It’s like a game of chess trying to anticipate what reporters need and which direction a story will head next. And seeing your pitch turn into a placement is every bit as satisfying as seeing your byline in print.
You get to be an advocate.
Though you might occasionally have to smile and make the BPs of the world seem like good corporate citizens, quite often you’re helping advance the agendas of reputable companies and organizations with missions you can embrace.
You still get to regularly learn something new.
I might not get to dig for mastodon bones as I did when I was a reporter, but public relations does require becoming an expert in clients’ industries and products.
You don’t have the emotional baggage.
When I left journalism, one of the things I soon realized was how jaded I had become. There were days when I came home emotionally exhausted, perhaps after visiting a mother who just lost her teenage son to a gang war. Like cops, reporters often make light of tragedy as a coping mechanism. The unfortunate result can be a loss of compassion.
You get to be optimistic.
This one goes hand in hand with No. 5. Instead of being an eternal pessimist, PR pros get to focus on the positive. Journalists will call that spin, but it’s an overall healthier worldview.
You still have constant deadlines.
Let’s face it: Journalists thrive on them. Don’t worry; PR people still have them. We just don’t have a hole to fill in tomorrow’s paper.

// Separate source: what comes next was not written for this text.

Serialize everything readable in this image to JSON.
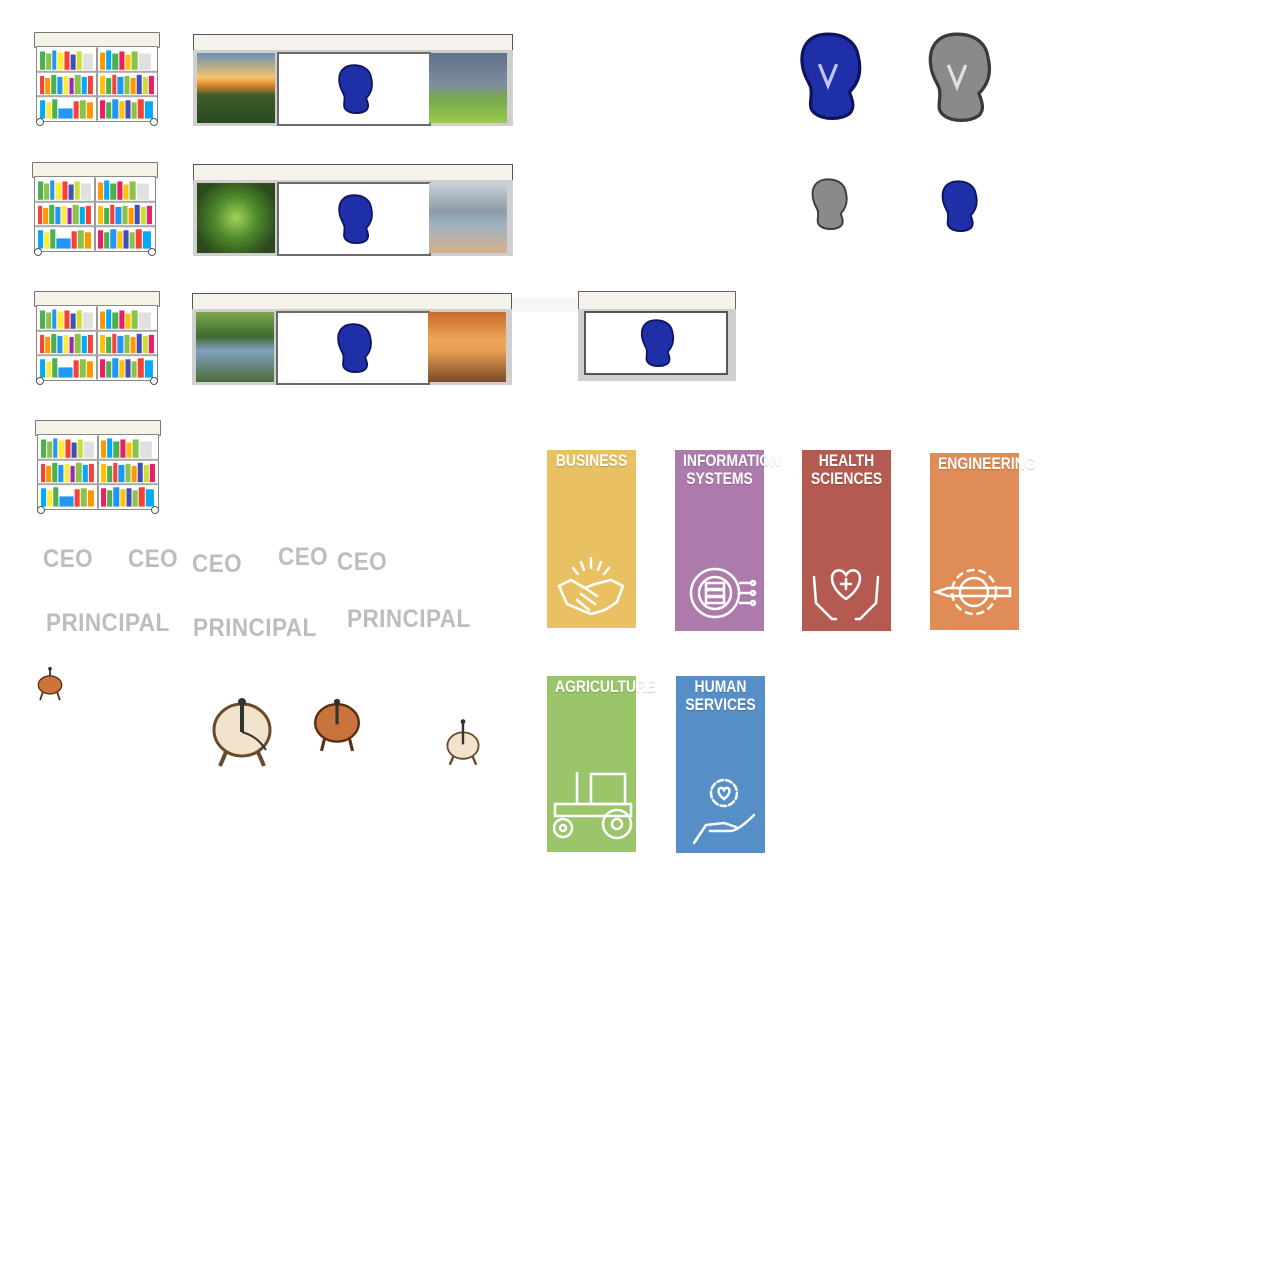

You understand what makes a great story.
Developing solid news judgment comes from experience. So you can help us prevent those awful PR pitches that result in newsroom laughter once you hang up the phone.
There are certainly things I miss about being a newspaper reporter, such as Election Night and the thrill of chasing breaking news. And I certainly wouldn’t rank it alongside oilrig worker as one of the worst gigs. But I do have to say that it is nice to move up the list.
Dave Parro is the director of communications at Aurora University, where he oversees public relations and editorial strategy. A former reporter and editor with Sun-Times Media, he holds a bachelor’s degree in journalism from the University of Illinois and an MBA from Aurora University. You may follow Dave on Twitter @daveparro.